Quick Political Catchup
Well, since I’ve been pretty much out of commission for several days, I thought I’d just voice a couple of political opinions.

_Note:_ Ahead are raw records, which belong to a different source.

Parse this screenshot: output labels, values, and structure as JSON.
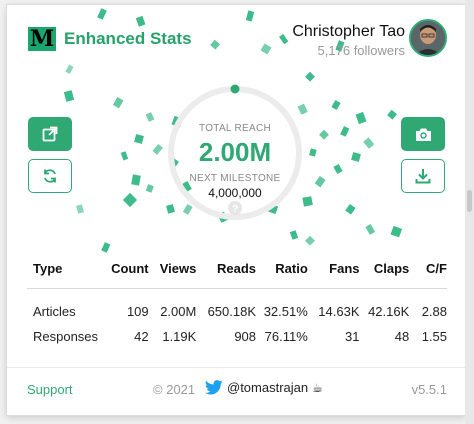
{
  "brand": {
    "logo_letter": "M",
    "name": "Enhanced Stats",
    "accent_color": "#2fa873"
  },
  "user": {
    "name": "Christopher Tao",
    "followers": "5,176 followers"
  },
  "actions": {
    "open_icon": "external-link-icon",
    "refresh_icon": "refresh-icon",
    "screenshot_icon": "camera-icon",
    "download_icon": "download-icon"
  },
  "reach": {
    "label": "TOTAL REACH",
    "value": "2.00M",
    "milestone_label": "NEXT MILESTONE",
    "milestone_value": "4,000,000",
    "progress_fraction": 0.5,
    "help_icon": "question-icon"
  },
  "table": {
    "headers": [
      "Type",
      "Count",
      "Views",
      "Reads",
      "Ratio",
      "Fans",
      "Claps",
      "C/F"
    ],
    "rows": [
      [
        "Articles",
        "109",
        "2.00M",
        "650.18K",
        "32.51%",
        "14.63K",
        "42.16K",
        "2.88"
      ],
      [
        "Responses",
        "42",
        "1.19K",
        "908",
        "76.11%",
        "31",
        "48",
        "1.55"
      ]
    ]
  },
  "footer": {
    "support": "Support",
    "copyright": "© 2021",
    "twitter_handle": "@tomastrajan",
    "coffee_emoji": "☕",
    "version": "v5.5.1"
  }
}
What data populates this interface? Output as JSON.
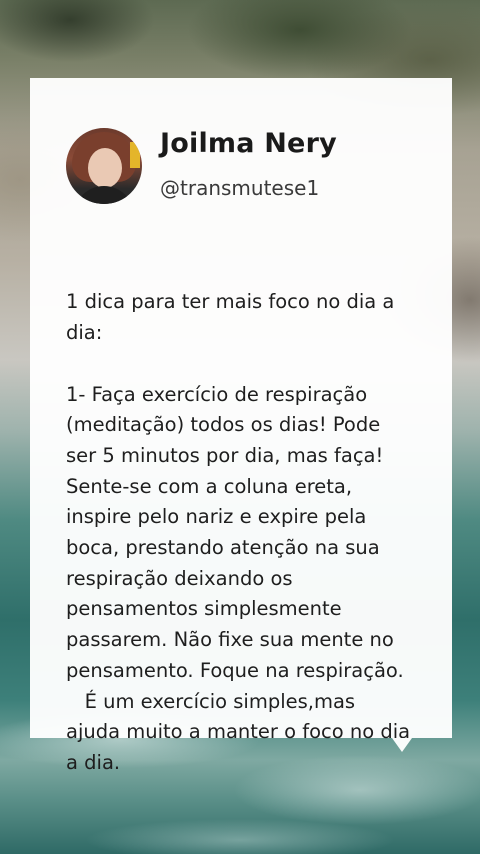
{
  "post": {
    "author_name": "Joilma Nery",
    "author_handle": "@transmutese1",
    "avatar_icon": "profile-photo",
    "lines": [
      "1 dica para ter mais foco no dia a",
      "dia:",
      "",
      "1- Faça exercício de respiração",
      "(meditação) todos os dias! Pode",
      "ser 5 minutos por dia, mas faça!",
      "Sente-se com a coluna ereta,",
      "inspire pelo nariz e expire pela",
      "boca, prestando atenção na sua",
      "respiração deixando os",
      "pensamentos simplesmente",
      "passarem. Não fixe sua mente no",
      "pensamento. Foque na respiração.",
      "   É um exercício simples,mas",
      "ajuda muito a manter o foco no dia",
      "a dia."
    ]
  }
}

1. Arlen the Wonder Senator has decided to switch parties. I lived in PA for 13 years, and Mr. Specter never received my vote, nor would he; the term RINO was coined with Arlen Specter in mind. He has always represented to me a lot of what is wrong with our government, and so there’s a big part of me that says, “good riddance”; his leaving is one more step toward clarifying the Republican Party’s mission (even though, as just about a full-fledged libertarian now, I’m not sure how relevant that fact is. Still, of course, of the two major parties, I’ll take the wimps over the Socialists.). Mr. Specter admitted that his move was almost entirely politically motivated; Pat Toomey was going to take him out in the Republican primary after he crossed the TARP Rubicon, and for the naked sake of his further political career, he decided to jump ship rather than have the Republican primary voters decide his fate. That’s just about exactly what you’d expect from this gutless wonder; after serving as a Republican senator for nearly thirty years, who better to decide his fate than the Republicans who supported his career for three decades? The downside, of course, is that in theory, the Democrats, once the Joke from Minnesota is seated, will have a filibuster-proof majority in the Senate, though Specter may not be much more loyal a Dem than he was a Republican, and might vote with a filibuster if things go too far down the track (as, for that matter, might Democrats like Evan Bayh, Blanche Lincoln, Ben Nelson, and Kent Conrad, among others). But get ready for an interesting ride, and pray that there’s something left of our country to salvage by the time the 2010 and 2012 elections roll around.
2. Justice David Souter has decided to retire. “Good riddance” is definitely the term to use for this perfectly-awful Justice, one of the biggest mistakes of Bush I’s administration. If you remember, of course, in the highly-politicized world of the U.S. Senate, where the Democrat politicians have managed to turn every Republican president’s nominee’s confirmation hearings into a ridiculous circus, Bush wimped out and chose a guy whose judicial philosophy was almost totally unknown–and that fill-in-the-blank turned out to be another in a long line of folks for whom the written Constitution is a nice concept, but really pretty irrelevant to the actual matter at hand, that being social re-engineering according to the dictates of the contemporary (liberal) intelligentsia. It’s the whole “living Constitution” thing. I like the inestimable Robert Bork’s idea, that he has no problem with a “living Constitution”, but he has a massive problem with a wildly-mutating one–which is the exact vision that David Souter has for American jurisprudence.
Now, Comrade Obama has weighed in, and he pledges that he will name a Supreme Court justice who combines “empathy and understanding.” Great. As in other things, the man has no idea what he’s doing. “Empathy and understanding”? Please. I want that in my grandmother, but I couldn’t care less if the entire Supreme Court collectively underwent an empathotomy. Not a shred of “empathy” matters one whit when it comes to the task of serving as a justice, because it’s not one whit about the feelings of a particular Court member; it’s totally about one thing: what does the Constitution say (and then, how does it apply to a given case?)? Sure, people who take that approach may differ on the final answer to a given question, but when we inject bogus nonsense like “empathy” into the equation, we base our jurisprudence on the less-than-shaky foundation of sentiment.
And that, my friends, is a recipe for disaster.
3. Comrade Obama has instructed his top government dudes and dudettes to search high and low for 90 days and find a way to cut $100 million from the budget. Sound impressive? It’s a joke, an utter shell-game joke–as this wonderful video analogy, courtesy of my little buddy Don, illustrates: